### Activity
A word-for-word reproduction of the data below is needed, with no pictures in it.

*** The input ***

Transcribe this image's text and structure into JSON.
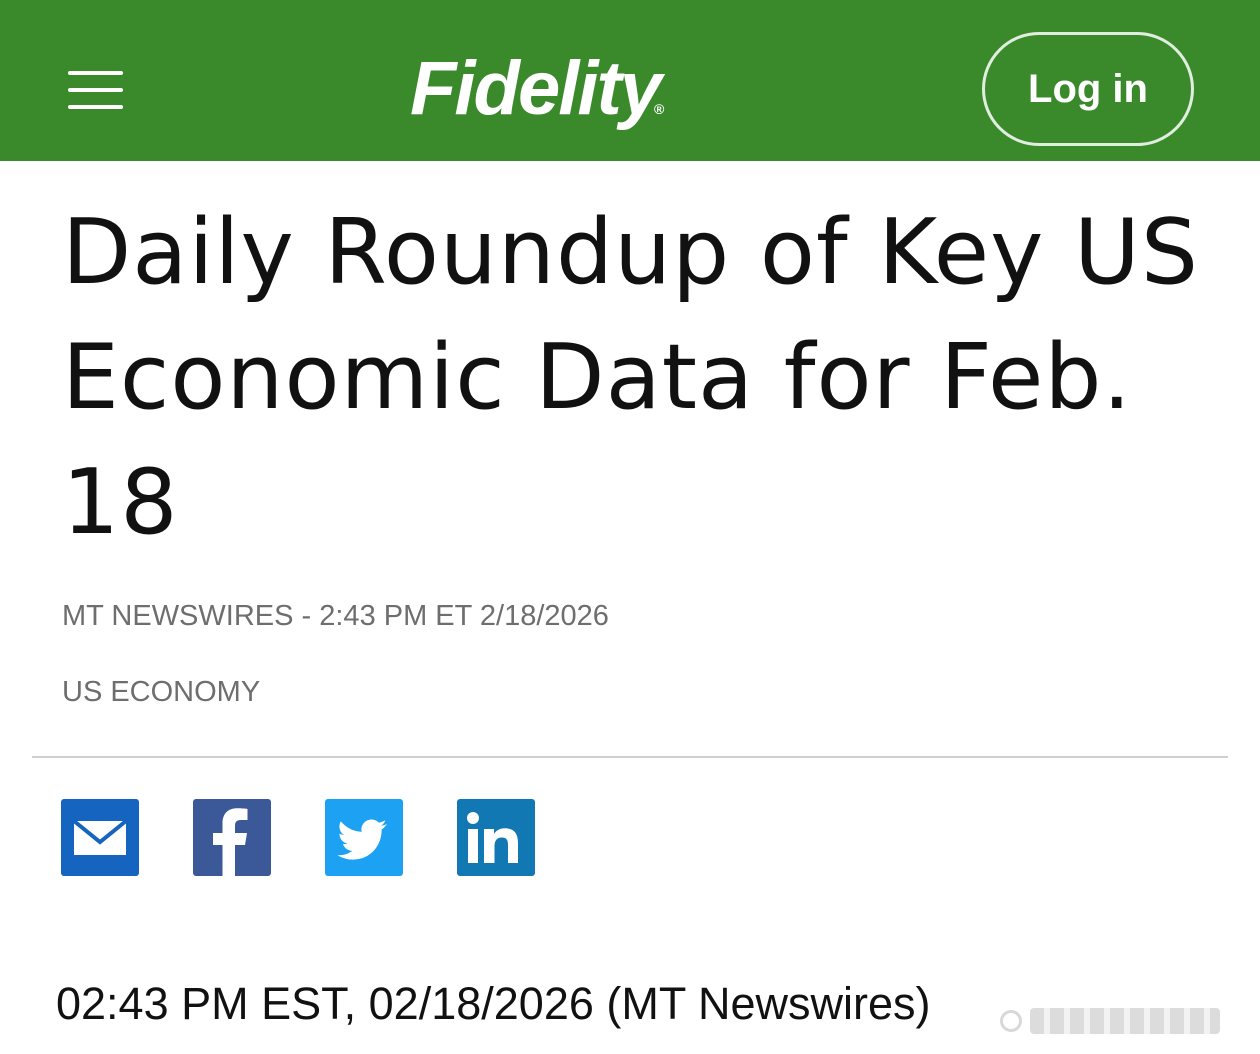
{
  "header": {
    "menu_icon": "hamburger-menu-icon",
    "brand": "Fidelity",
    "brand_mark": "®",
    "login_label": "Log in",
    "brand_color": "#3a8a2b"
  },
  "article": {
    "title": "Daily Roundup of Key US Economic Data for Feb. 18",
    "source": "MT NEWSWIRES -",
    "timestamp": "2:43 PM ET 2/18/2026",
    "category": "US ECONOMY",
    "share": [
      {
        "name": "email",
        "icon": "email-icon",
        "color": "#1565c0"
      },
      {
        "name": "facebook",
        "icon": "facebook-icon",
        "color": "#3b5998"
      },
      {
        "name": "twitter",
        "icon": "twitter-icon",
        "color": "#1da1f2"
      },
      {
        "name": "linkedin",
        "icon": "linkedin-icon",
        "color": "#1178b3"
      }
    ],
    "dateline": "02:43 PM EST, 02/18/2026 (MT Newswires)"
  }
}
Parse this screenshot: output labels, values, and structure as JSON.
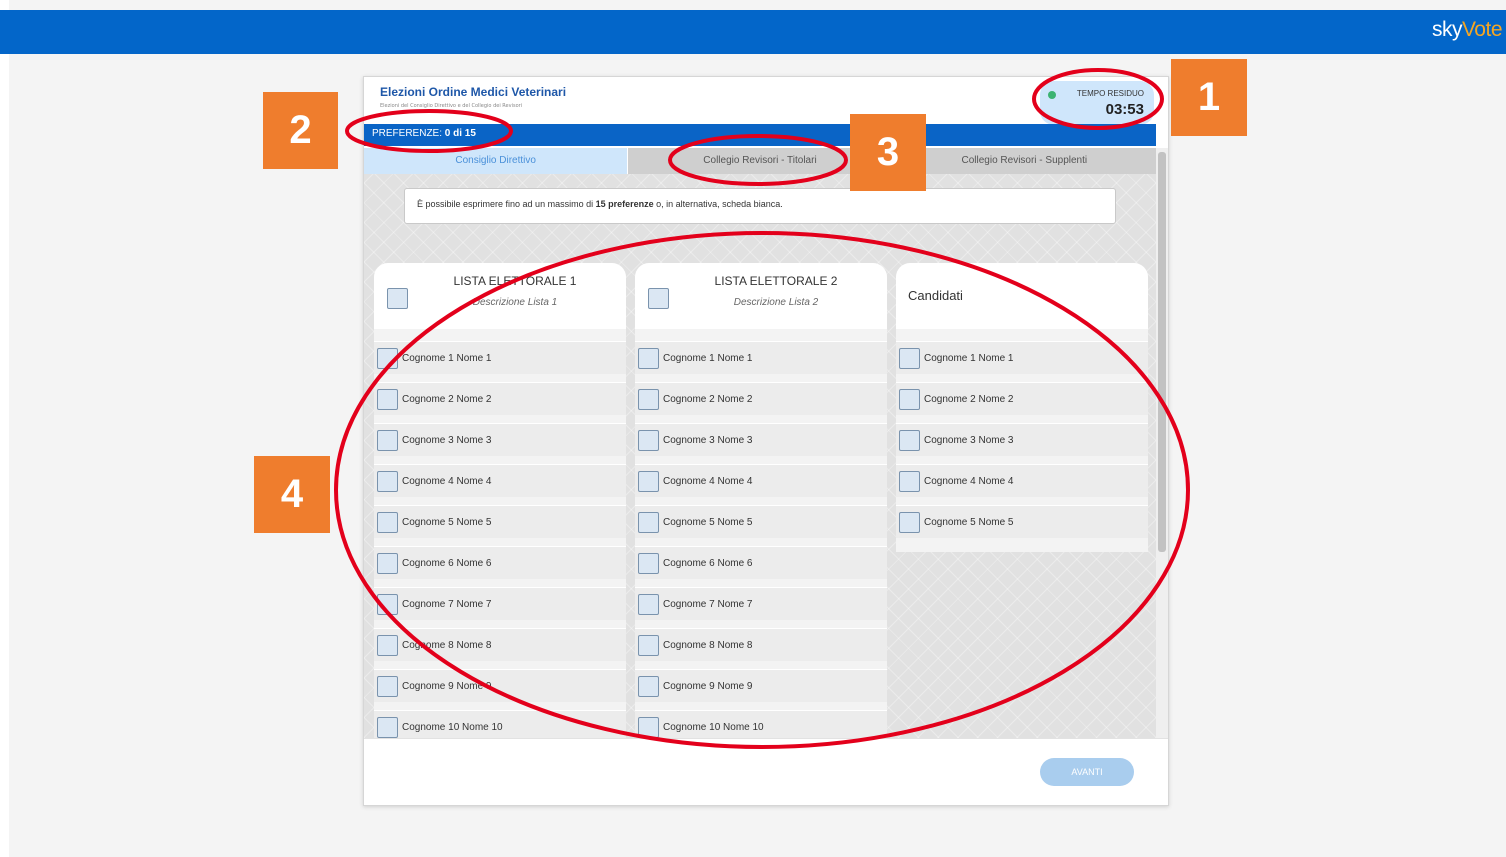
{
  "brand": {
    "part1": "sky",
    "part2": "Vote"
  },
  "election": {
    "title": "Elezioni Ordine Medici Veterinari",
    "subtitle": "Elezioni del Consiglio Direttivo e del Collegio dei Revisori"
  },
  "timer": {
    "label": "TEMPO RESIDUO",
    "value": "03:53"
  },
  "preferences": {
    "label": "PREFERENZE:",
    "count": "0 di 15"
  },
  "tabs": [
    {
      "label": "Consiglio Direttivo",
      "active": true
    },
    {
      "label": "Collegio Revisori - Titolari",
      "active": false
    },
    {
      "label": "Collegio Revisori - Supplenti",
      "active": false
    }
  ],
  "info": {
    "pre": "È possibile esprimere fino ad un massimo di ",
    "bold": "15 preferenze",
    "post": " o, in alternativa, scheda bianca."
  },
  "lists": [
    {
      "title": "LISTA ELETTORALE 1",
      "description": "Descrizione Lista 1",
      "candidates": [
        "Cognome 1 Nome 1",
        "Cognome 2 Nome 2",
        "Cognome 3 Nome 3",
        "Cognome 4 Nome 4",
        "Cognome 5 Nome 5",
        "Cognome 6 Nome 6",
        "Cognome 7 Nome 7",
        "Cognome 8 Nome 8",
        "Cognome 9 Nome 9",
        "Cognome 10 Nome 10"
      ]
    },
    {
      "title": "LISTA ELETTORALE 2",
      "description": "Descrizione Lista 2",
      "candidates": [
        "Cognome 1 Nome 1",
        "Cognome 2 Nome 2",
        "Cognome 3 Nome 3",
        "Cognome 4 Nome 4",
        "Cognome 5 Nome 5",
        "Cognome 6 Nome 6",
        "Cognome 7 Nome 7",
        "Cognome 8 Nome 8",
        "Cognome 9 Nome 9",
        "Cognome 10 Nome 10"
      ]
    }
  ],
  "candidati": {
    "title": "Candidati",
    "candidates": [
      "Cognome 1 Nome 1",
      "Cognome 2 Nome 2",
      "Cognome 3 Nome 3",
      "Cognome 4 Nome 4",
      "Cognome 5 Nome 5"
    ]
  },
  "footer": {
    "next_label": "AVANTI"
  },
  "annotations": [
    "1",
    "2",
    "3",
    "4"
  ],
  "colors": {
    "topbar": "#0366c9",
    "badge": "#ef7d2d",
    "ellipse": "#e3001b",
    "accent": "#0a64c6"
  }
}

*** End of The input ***

### Expected answer
Transcribe this image's text and structure into JSON.
{
  "header": {
    "menu_icon": "hamburger-menu-icon",
    "brand": "Fidelity",
    "brand_mark": "®",
    "login_label": "Log in",
    "brand_color": "#3a8a2b"
  },
  "article": {
    "title": "Daily Roundup of Key US Economic Data for Feb. 18",
    "source": "MT NEWSWIRES -",
    "timestamp": "2:43 PM ET 2/18/2026",
    "category": "US ECONOMY",
    "share": [
      {
        "name": "email",
        "icon": "email-icon",
        "color": "#1565c0"
      },
      {
        "name": "facebook",
        "icon": "facebook-icon",
        "color": "#3b5998"
      },
      {
        "name": "twitter",
        "icon": "twitter-icon",
        "color": "#1da1f2"
      },
      {
        "name": "linkedin",
        "icon": "linkedin-icon",
        "color": "#1178b3"
      }
    ],
    "dateline": "02:43 PM EST, 02/18/2026 (MT Newswires)"
  }
}
Parse this screenshot: output labels, values, and structure as JSON.
{
  "brand": {
    "part1": "sky",
    "part2": "Vote"
  },
  "election": {
    "title": "Elezioni Ordine Medici Veterinari",
    "subtitle": "Elezioni del Consiglio Direttivo e del Collegio dei Revisori"
  },
  "timer": {
    "label": "TEMPO RESIDUO",
    "value": "03:53"
  },
  "preferences": {
    "label": "PREFERENZE:",
    "count": "0 di 15"
  },
  "tabs": [
    {
      "label": "Consiglio Direttivo",
      "active": true
    },
    {
      "label": "Collegio Revisori - Titolari",
      "active": false
    },
    {
      "label": "Collegio Revisori - Supplenti",
      "active": false
    }
  ],
  "info": {
    "pre": "È possibile esprimere fino ad un massimo di ",
    "bold": "15 preferenze",
    "post": " o, in alternativa, scheda bianca."
  },
  "lists": [
    {
      "title": "LISTA ELETTORALE 1",
      "description": "Descrizione Lista 1",
      "candidates": [
        "Cognome 1 Nome 1",
        "Cognome 2 Nome 2",
        "Cognome 3 Nome 3",
        "Cognome 4 Nome 4",
        "Cognome 5 Nome 5",
        "Cognome 6 Nome 6",
        "Cognome 7 Nome 7",
        "Cognome 8 Nome 8",
        "Cognome 9 Nome 9",
        "Cognome 10 Nome 10"
      ]
    },
    {
      "title": "LISTA ELETTORALE 2",
      "description": "Descrizione Lista 2",
      "candidates": [
        "Cognome 1 Nome 1",
        "Cognome 2 Nome 2",
        "Cognome 3 Nome 3",
        "Cognome 4 Nome 4",
        "Cognome 5 Nome 5",
        "Cognome 6 Nome 6",
        "Cognome 7 Nome 7",
        "Cognome 8 Nome 8",
        "Cognome 9 Nome 9",
        "Cognome 10 Nome 10"
      ]
    }
  ],
  "candidati": {
    "title": "Candidati",
    "candidates": [
      "Cognome 1 Nome 1",
      "Cognome 2 Nome 2",
      "Cognome 3 Nome 3",
      "Cognome 4 Nome 4",
      "Cognome 5 Nome 5"
    ]
  },
  "footer": {
    "next_label": "AVANTI"
  },
  "annotations": [
    "1",
    "2",
    "3",
    "4"
  ],
  "colors": {
    "topbar": "#0366c9",
    "badge": "#ef7d2d",
    "ellipse": "#e3001b",
    "accent": "#0a64c6"
  }
}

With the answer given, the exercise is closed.